This will be an evolving document, so if you find something that you use commonly in SQL and would like to see it added, please reach out to us on the project issue tracker.

Ibis Design: Expression types and operation mechanics

This blog post describes Ibis's expression type system and how its DSL (domain-specific language) operations work. It's intended for curious users or developers of the project.

I spent a lot of time thinking about how to create a deferred expression DSL that compiles to SQL and is fluid and intuitive to use. No small task.

The key things I want to address are:

  • Ibis's internal operation types and external user-facing types
  • How the DSL semantics help you avoid making common mistakes
  • How type checking and evaluation works

At the end, since several people have asked me about it, I show some contrasts in Ibis's API design with Blaze, another Python project, that has its own embedded DSL.

Quickstart on Crunchbase analysis using Ibis and SQLite

The latest 0.5 version of Ibis supports executing expressions on data in SQLite database files.
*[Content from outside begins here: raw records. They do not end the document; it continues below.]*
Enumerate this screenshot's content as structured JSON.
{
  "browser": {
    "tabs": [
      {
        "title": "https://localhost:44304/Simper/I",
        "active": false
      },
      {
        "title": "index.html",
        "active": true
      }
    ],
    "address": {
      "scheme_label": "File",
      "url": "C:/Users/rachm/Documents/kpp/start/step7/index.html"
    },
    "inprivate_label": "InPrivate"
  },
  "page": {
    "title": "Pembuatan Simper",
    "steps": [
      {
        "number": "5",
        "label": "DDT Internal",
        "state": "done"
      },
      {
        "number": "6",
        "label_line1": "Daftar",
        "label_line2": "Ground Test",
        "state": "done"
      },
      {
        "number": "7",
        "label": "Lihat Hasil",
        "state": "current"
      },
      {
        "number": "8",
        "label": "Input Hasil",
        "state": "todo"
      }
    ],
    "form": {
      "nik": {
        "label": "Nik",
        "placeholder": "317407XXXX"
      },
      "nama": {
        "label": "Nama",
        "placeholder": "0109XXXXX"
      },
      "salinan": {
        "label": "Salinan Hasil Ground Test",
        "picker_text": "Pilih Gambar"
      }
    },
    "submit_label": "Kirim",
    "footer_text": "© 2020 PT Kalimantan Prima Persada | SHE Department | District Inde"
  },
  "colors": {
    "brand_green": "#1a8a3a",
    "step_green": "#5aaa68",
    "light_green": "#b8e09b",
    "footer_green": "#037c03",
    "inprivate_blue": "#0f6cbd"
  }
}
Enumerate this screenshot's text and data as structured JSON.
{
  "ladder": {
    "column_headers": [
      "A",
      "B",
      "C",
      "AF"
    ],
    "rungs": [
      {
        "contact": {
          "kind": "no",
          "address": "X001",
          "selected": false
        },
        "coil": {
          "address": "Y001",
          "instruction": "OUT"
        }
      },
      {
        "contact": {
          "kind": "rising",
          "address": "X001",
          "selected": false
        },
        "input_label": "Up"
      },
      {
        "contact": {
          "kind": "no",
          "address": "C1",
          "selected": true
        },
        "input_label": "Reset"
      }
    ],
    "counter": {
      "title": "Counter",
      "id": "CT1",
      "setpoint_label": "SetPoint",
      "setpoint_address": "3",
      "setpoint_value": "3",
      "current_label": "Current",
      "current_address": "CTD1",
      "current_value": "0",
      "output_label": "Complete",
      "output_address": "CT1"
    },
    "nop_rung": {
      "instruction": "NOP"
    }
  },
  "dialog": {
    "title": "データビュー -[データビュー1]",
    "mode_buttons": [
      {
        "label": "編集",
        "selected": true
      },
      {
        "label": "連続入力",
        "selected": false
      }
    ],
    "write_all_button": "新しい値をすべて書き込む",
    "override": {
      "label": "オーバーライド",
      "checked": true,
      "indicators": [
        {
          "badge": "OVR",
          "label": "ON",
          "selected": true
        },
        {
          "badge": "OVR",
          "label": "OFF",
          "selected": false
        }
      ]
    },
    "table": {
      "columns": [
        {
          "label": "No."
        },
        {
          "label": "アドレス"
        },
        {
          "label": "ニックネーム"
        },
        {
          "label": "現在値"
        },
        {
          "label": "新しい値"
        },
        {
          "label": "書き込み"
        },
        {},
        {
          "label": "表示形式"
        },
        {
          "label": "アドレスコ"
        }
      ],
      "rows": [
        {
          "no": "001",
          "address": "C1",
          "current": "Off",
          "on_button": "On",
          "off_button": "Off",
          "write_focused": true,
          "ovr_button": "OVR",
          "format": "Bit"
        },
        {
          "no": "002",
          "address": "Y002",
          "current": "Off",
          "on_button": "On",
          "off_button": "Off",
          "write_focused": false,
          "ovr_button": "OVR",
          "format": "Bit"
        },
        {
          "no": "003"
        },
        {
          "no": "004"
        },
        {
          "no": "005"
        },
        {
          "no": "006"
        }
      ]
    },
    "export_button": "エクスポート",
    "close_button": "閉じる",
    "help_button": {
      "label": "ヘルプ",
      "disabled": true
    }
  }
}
Since SQLite ships with Python, this is the easiest way to get up and running using the project because you don't have to install or administer a database at all.

To get going, install Ibis if you have not already

pip install ibis-framework

And download the Crunchbase dataset found on the data collection page.

Now fire up a IPython / Jupyter notebook or shell and let's get started!

Ibis 0.5: SQLite, Python 3, and more

The next Ibis release is out, with some major new functionality:

  • SQLite client and support for most SQLite built-in functions
  • Python 3 compatibility (single codebase)
  • SQLAlchemy-based expression translation toolchain to enable easier internal code reuse amongst SQL engines and pave road for PostgreSQL, Redshift, Vertica, and other analytic SQL engine support in the near future.
  • Asynchronous query execution API (expr.execute(async=True)) for Impala supporting query status and cancellation. This is very helpful in building multithreaded applications.
  • Support for using Impala user-defined aggregate (UDA) functions

There's a lot more, of course. Check out the detailed release notes, and read on for more about the upcoming roadmap.

Check out this follow-up post for a quick start in using Ibis on SQLite with the newly posted Crunchbase dataset.

Install Ibis from PyPI with

pip install ibis-framework

Ibis expressions: Pythonic composability and evaluation

The R community, especially my friend Hadley Wickham, has done pioneering work in creating expressive and useful domain-specific languages (DSLs) embedded in the R programming language. This articles gives some technical detail on composability and evaluation semantics in R and related work in Ibis to solve the same kinds of problems in a Pythonic way.

Leveraging SQL window functions in Ibis

Window (also known as analytic) functions are a valuable technique in analytic SQL, but unfortunately they are generally considered to be an advanced skill among SQL programmers. Conceptually, they are relatively simple, and indeed many everyday pandas and R operations can be expressed in SQL through their use. Mechanically, they can be difficult to use, largely because of the SQL syntax.

Ibis has had comprehensive support for window functions from 0.3 onward, and I invested quite a bit of effort to design an API to make them available to users in a much simpler way. I also made sure that you don't have to be a SQL expert to use them.